Myth #32: Digital Work is immaterial.
Fabian Ferrari and Mark Graham
Myth: Governments, philanthropists, companies and supranational organizations around the globe pitch digital work as an economic boost for rural and economically marginalized areas. A key element of these optimist discourses is the presumed aspatial and immaterial nature of digital work. Because of the immateriality of the Internet, work can now be done from anywhere.
Busted: Work, and the networks that extract value from it, are increasingly embedded into planetary systems. As ever more work is commodified and traded beyond local labour markets, the hidden digital supply chains spanning our planet purport to pay little attention to the locations in which work is done.
Workers embedded into digital production networks produce immaterial outputs. These outputs can be instantly transmitted anywhere on the planet. This means that for work that relies on the production and processing of codified rather than tacit knowledge, proximity is no longer needed between workers and the objects and subjects of their work.
For many commentators, the fact that Amazon contractors in Romania listened to Alexa conversations or that Facebook commissioned Indian contractors to read private messages of users is a violation of the right to privacy. (#45) However, beyond privacy concerns, these cases are exemplary of a planetary network of extracting cognitive labour that happens in real-time.
Work, in other words, can be deterritorialized at a planetary scale. This is not an argument that geography no longer matters. Far from it. Networks of production settle precisely in the places with the most advantageous political economies. Contemporary digital production networks attempt to integrate production that is algorithmically and manually produced.
In the history of capitalism, it is not a new phenomenon that production networks of commodities are not visible to consumers. But with immaterial goods like face recognition softwares or speech assistants it is not even possible to gaze backwards in the chain of production in the same way as with coffee or chocolate because these systems are always unfolding and never fixed in nature. To a certain degree, AI systems are technical illusions, always in a state of becoming rather than a static state of being, with many workers fixing and tweaking their shortcomings. What is being pitched as AI innovations is often the combined effort of cognitive work by many underpaid human workers. (#43)
Taking seriously the materiality of digital work enables us to ask important questions aimed at understanding the relative embedded- and disembedded, material and immaterial, and territorialized and deterritorialized natures of digital production.
Truth: Digital work is impossible to conceptualize in isolation from the infrastructures that mediate, augment, and extract value from it. Production networks that fuse automated systems and human production create different forms of value; and, despite their seeming immateriality, they use and engender particular economic geographies.
Source: Mark Graham, Isis Hjorth and Vili Lehdonvirta, Digital labour and development: impacts of global digital labour platforms and the gig economy on worker livelihoods.

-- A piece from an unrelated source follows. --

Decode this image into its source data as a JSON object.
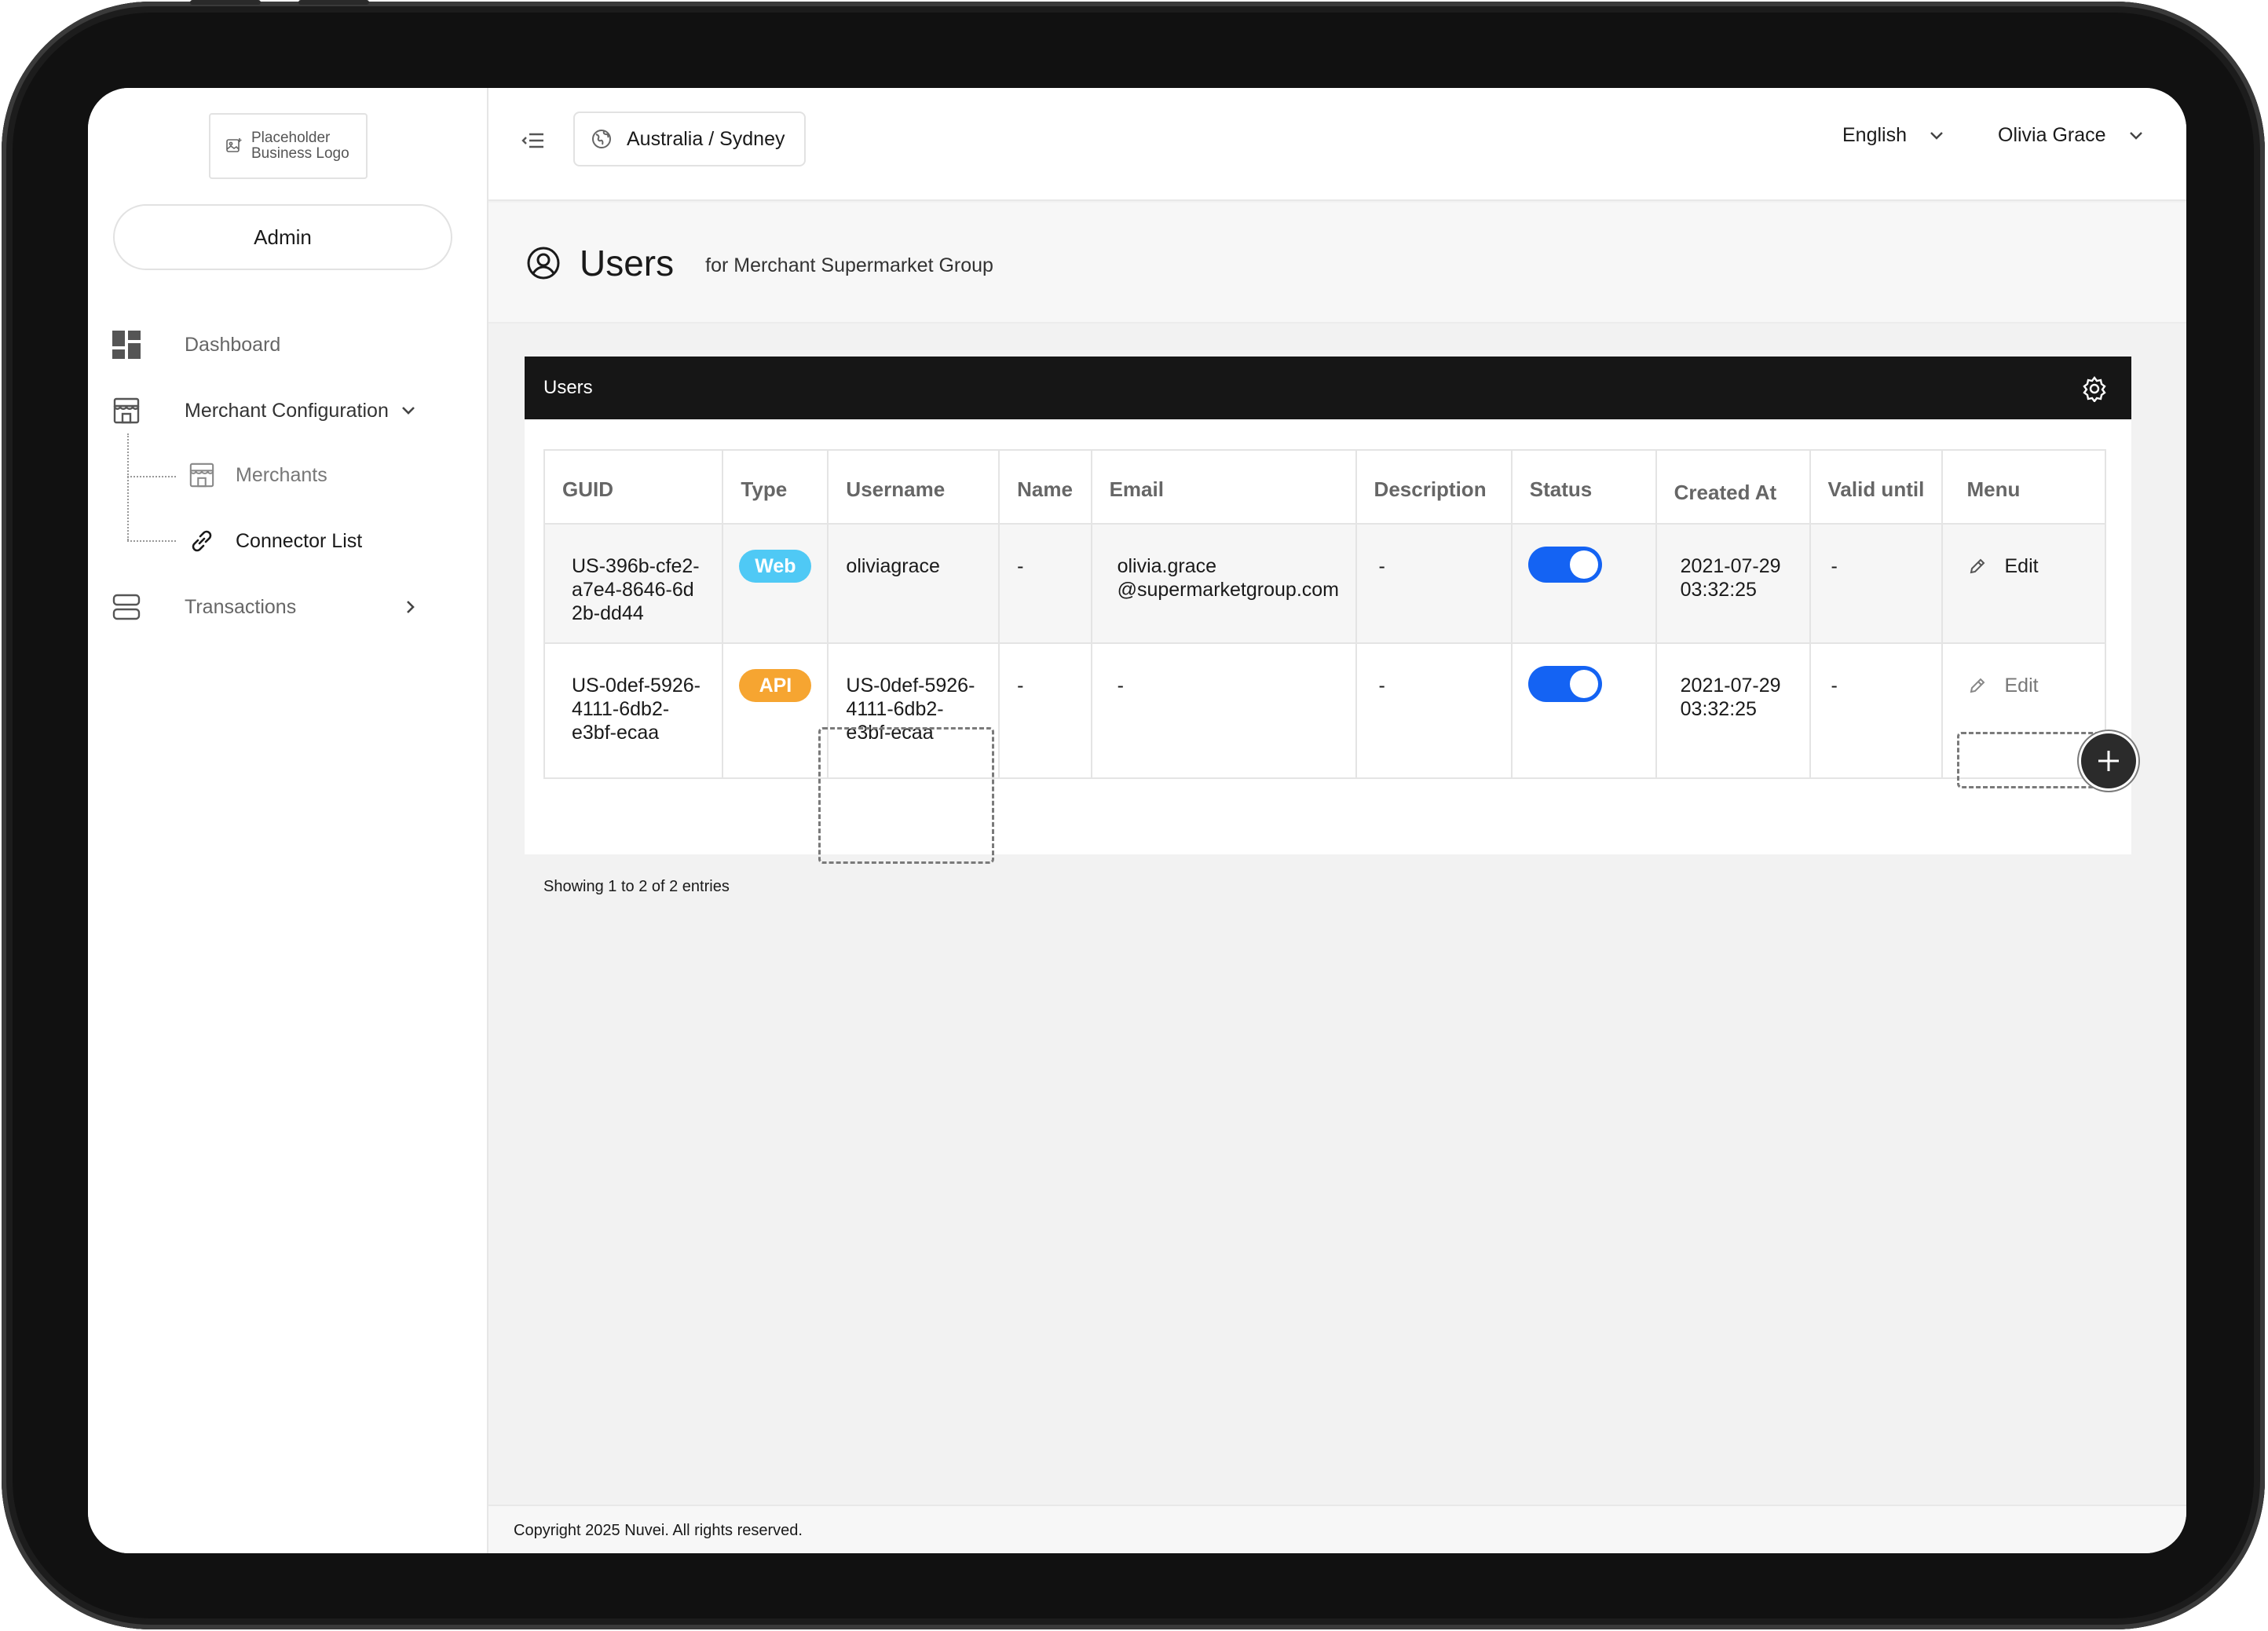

Transfer: European Review of Labour and Research, 23 (2017) 2, 135-162; Mark Graham and Mohammad Amir Anwar, The Global Gig Economy: Towards a Planetary Labour Market? First Monday 24 (2019) 4, doi.org/10.5210/fm.v24i4.9913.